**Your instructions**
Using the records below, filter for lines that contain the string "heading" and copy them out.

________________________________________

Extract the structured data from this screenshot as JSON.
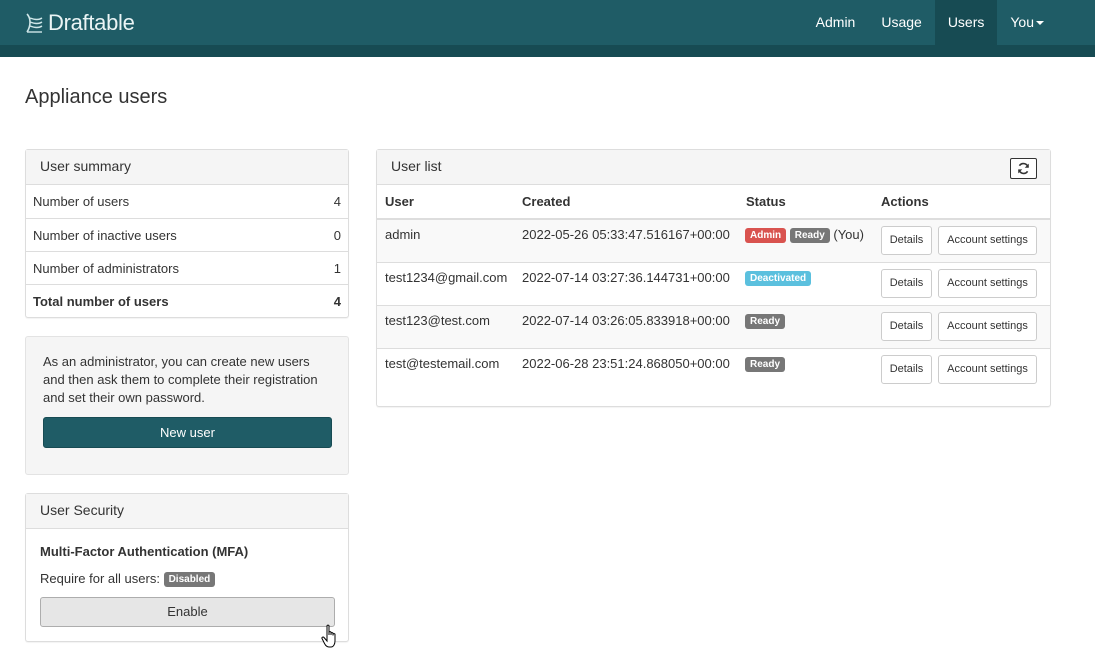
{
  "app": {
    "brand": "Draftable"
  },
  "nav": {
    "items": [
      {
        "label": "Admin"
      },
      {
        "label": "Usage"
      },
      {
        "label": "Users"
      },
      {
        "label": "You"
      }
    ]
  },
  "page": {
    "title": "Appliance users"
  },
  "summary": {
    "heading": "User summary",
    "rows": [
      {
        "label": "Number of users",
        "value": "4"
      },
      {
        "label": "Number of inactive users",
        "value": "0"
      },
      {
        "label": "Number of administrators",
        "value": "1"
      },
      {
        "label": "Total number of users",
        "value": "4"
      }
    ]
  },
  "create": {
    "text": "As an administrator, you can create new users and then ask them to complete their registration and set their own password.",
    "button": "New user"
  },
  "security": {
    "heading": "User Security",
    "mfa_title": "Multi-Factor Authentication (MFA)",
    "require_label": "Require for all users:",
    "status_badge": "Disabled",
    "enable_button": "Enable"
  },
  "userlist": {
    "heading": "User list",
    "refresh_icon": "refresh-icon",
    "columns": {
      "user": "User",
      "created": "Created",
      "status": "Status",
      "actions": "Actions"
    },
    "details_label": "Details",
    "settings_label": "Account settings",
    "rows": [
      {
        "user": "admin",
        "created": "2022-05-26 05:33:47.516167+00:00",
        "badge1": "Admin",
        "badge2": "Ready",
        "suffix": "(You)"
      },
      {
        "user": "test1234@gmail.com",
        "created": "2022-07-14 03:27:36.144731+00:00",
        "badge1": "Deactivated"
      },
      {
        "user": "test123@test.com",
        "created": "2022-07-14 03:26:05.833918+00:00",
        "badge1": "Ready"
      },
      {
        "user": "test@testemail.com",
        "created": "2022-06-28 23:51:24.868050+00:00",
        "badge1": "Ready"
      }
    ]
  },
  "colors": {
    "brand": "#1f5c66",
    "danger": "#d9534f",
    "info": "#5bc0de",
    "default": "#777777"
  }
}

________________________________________

**Task response**
    "heading": "User summary",
    "heading": "User Security",
    "heading": "User list",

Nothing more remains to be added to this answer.